__Problem description__. When a line of the entries contains "белки", please list that line.

__Extracted entries__.
[Start of Attachment]
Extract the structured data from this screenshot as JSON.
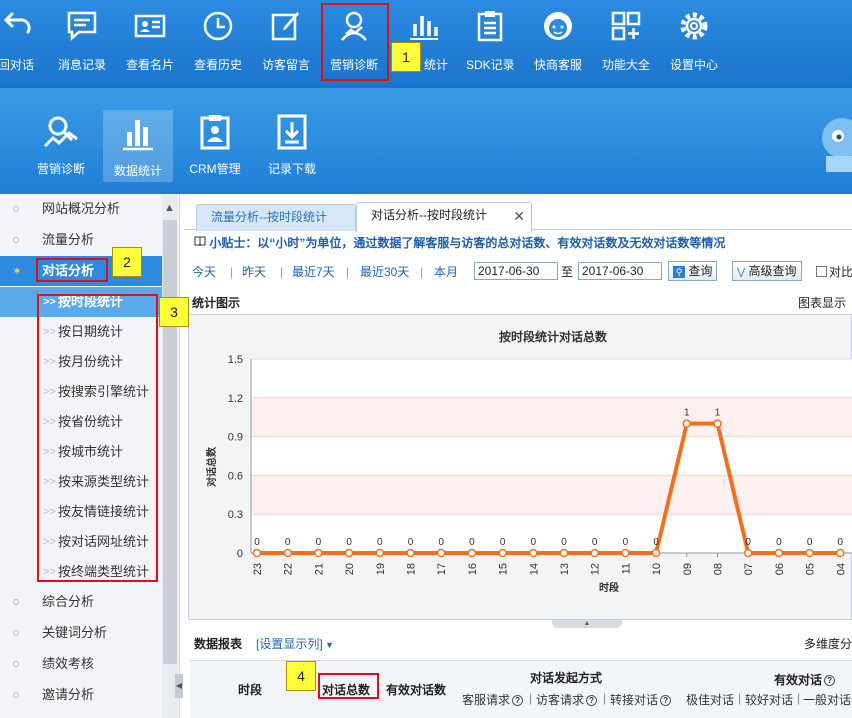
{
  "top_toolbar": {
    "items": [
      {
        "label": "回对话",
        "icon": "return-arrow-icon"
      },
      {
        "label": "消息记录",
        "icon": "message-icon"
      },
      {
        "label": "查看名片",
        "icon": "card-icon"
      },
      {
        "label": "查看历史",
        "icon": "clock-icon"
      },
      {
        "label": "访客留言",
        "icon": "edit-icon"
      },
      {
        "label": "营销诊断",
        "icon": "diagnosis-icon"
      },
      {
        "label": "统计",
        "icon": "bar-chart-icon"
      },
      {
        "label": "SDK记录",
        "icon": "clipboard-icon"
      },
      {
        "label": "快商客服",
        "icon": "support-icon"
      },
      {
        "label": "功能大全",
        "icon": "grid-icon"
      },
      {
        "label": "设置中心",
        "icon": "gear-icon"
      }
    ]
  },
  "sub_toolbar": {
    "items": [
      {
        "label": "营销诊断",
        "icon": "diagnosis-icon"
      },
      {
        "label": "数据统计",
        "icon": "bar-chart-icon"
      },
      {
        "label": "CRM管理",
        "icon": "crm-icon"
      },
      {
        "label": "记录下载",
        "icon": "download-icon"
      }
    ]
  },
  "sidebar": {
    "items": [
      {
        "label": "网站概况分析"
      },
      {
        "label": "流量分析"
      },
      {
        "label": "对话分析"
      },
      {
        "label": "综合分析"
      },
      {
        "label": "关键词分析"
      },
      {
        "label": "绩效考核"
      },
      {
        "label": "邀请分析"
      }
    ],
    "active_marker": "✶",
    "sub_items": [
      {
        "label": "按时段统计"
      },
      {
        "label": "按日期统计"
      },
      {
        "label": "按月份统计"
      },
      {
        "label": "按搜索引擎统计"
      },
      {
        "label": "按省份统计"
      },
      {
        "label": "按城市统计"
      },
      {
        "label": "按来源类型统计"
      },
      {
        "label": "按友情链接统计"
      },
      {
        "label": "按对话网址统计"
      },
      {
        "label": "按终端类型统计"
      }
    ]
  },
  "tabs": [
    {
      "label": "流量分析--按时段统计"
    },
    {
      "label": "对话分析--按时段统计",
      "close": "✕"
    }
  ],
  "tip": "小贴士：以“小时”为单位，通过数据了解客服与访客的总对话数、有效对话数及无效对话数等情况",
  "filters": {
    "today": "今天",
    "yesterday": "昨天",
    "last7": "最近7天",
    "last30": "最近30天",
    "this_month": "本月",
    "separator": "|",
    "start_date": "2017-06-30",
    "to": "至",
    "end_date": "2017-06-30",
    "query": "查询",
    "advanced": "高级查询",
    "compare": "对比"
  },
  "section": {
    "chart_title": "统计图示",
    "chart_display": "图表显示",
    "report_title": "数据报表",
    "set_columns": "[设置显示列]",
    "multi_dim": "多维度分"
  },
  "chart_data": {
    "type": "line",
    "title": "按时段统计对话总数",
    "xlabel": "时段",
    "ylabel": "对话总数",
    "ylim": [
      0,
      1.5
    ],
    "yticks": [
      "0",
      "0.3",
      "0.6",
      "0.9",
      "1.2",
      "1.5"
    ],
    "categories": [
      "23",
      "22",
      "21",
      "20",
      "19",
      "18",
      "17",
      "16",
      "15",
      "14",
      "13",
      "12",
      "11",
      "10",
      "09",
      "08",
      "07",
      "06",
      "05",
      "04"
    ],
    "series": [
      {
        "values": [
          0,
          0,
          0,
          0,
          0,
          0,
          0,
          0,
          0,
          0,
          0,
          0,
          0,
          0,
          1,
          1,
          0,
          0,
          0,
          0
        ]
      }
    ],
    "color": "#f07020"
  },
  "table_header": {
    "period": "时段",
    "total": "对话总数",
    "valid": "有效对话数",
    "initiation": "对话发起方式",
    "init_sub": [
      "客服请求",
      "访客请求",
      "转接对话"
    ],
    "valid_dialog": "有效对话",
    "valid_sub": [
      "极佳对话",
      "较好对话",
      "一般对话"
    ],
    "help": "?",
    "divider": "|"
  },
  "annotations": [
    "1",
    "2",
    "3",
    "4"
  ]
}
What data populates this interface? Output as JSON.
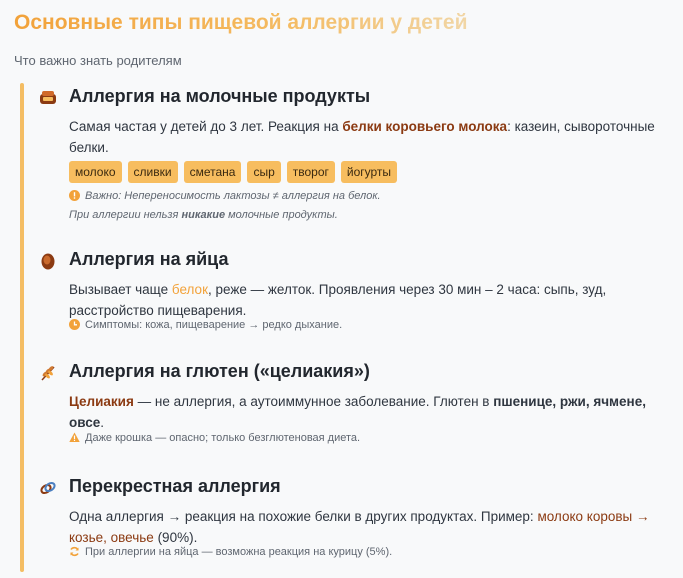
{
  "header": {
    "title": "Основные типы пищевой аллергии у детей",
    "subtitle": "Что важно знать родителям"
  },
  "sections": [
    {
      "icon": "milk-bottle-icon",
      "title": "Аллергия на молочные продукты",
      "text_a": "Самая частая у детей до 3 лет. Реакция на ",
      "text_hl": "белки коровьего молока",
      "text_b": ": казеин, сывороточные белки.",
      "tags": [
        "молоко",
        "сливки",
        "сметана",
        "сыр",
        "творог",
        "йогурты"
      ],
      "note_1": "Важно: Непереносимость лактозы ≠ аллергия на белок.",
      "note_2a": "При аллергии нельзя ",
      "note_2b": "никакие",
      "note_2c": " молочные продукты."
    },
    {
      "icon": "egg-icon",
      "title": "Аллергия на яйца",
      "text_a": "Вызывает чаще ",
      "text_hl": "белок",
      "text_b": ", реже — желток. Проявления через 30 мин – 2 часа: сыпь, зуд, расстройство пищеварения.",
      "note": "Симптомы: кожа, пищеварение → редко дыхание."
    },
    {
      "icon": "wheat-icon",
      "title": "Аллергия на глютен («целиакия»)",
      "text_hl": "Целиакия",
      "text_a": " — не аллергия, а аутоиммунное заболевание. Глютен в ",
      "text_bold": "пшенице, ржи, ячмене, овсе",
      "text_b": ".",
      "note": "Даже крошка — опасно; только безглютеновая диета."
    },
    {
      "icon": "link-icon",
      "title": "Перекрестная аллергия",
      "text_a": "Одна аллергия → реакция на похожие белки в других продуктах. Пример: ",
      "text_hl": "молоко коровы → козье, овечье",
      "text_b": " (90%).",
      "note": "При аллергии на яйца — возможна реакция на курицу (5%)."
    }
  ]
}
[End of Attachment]
__Response to the task__.
      "text_hl": "белки коровьего молока",
      "text_b": ": казеин, сывороточные белки.",
      "text_a": "Одна аллергия → реакция на похожие белки в других продуктах. Пример: ",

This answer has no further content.